__WHAT YOU SHOULD DO__.
From the entries that follow, extract each line holding the string "Брать".

====== DATA IN THIS EXERCISE ======

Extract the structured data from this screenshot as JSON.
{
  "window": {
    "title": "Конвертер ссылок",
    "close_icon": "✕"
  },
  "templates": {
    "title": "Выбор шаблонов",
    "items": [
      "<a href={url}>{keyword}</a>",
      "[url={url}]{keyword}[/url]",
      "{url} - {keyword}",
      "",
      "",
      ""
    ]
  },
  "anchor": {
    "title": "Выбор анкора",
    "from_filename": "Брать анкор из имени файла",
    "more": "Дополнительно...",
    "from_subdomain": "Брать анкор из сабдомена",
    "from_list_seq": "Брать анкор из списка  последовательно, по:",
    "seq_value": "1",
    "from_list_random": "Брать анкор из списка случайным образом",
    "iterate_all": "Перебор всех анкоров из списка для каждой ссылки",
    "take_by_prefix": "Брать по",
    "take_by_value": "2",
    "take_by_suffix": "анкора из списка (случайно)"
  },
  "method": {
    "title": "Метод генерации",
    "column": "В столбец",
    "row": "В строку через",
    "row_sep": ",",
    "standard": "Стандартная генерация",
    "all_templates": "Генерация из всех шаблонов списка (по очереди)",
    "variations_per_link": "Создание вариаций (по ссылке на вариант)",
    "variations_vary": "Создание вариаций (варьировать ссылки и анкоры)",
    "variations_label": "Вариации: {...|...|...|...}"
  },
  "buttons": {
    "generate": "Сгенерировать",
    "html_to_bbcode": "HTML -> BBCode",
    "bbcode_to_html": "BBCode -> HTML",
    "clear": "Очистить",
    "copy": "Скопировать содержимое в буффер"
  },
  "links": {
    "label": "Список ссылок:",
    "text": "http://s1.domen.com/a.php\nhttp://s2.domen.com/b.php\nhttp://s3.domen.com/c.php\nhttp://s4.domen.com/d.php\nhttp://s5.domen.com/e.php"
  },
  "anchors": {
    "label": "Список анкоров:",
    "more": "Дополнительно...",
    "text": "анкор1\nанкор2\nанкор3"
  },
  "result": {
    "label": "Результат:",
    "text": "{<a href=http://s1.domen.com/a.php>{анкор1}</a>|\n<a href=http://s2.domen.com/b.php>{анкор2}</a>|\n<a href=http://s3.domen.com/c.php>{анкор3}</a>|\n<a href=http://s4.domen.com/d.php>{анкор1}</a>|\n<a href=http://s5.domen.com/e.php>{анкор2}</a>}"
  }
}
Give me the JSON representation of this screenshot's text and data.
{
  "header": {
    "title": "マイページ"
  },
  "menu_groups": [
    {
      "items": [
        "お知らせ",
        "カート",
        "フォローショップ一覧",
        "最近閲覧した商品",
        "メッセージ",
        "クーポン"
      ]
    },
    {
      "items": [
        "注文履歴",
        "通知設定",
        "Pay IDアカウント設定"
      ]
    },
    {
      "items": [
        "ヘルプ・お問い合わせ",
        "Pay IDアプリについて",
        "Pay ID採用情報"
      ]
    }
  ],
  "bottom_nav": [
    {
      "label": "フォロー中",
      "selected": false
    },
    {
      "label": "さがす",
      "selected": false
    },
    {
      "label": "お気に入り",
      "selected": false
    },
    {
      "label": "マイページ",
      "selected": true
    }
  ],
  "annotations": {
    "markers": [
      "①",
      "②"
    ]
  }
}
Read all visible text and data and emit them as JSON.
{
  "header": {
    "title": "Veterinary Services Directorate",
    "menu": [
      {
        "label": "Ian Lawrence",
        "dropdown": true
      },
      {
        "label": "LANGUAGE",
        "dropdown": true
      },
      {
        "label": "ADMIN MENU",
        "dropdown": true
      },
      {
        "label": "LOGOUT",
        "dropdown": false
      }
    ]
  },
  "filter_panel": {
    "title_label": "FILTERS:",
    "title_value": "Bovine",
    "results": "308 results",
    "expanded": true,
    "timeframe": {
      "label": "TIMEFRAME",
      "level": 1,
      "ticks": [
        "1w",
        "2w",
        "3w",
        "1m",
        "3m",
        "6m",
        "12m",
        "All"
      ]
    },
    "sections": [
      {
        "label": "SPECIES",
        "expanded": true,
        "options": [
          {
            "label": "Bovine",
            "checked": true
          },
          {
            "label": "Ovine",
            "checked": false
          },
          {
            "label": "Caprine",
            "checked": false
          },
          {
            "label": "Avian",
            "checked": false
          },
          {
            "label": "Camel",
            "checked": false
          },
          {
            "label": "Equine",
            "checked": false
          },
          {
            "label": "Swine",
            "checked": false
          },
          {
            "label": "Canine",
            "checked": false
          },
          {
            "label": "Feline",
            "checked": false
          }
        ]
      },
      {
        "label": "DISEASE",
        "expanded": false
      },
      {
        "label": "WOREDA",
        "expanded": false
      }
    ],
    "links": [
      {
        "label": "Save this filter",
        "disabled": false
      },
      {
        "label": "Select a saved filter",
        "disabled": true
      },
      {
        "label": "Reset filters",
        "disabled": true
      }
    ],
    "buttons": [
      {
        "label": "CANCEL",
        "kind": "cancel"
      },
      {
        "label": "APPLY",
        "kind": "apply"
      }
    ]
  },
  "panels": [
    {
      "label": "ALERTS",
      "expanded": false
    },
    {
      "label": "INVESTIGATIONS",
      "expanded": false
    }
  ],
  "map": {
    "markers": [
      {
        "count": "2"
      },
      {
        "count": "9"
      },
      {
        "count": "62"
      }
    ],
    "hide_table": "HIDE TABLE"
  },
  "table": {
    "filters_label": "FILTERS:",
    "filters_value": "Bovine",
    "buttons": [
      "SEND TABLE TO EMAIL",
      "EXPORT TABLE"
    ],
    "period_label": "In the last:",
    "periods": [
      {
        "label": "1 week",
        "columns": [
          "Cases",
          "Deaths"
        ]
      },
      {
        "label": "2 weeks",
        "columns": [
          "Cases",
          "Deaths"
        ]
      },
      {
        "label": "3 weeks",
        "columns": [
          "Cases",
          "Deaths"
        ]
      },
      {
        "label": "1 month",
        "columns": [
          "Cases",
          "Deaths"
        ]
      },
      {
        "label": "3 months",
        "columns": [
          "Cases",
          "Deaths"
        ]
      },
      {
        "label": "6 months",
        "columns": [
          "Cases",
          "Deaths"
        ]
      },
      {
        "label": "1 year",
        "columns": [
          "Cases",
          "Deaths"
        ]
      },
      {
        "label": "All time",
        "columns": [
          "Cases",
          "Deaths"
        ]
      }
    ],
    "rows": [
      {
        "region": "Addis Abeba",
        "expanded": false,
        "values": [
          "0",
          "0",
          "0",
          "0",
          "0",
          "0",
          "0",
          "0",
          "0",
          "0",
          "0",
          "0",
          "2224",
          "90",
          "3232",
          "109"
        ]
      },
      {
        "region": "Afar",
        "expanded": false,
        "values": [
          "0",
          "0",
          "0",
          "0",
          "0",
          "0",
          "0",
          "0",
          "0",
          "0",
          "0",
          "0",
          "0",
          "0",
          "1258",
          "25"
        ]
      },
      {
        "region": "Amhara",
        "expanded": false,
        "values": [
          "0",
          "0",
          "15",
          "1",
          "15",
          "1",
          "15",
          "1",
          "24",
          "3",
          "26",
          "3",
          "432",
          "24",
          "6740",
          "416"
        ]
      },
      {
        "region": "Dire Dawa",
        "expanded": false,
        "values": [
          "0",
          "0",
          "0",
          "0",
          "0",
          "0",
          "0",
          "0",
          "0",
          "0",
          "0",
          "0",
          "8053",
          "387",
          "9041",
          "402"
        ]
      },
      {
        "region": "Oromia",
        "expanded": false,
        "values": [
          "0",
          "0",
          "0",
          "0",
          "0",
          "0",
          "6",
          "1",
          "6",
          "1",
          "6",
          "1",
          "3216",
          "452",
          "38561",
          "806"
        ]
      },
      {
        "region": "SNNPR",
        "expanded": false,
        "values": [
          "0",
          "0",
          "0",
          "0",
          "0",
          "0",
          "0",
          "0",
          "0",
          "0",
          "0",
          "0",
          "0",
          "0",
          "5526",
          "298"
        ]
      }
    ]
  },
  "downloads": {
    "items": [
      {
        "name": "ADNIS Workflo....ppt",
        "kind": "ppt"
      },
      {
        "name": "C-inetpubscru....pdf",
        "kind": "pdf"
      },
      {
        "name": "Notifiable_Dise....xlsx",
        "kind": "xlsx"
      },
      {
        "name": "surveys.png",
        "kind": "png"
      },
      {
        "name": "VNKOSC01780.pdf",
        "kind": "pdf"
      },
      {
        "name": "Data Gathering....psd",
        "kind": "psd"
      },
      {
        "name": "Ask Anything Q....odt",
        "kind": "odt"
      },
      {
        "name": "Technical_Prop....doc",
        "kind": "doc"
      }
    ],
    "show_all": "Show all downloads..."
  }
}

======

__RESPONSE AREA__.
    "from_filename": "Брать анкор из имени файла",
    "from_subdomain": "Брать анкор из сабдомена",
    "from_list_seq": "Брать анкор из списка  последовательно, по:",
    "from_list_random": "Брать анкор из списка случайным образом",
    "take_by_prefix": "Брать по",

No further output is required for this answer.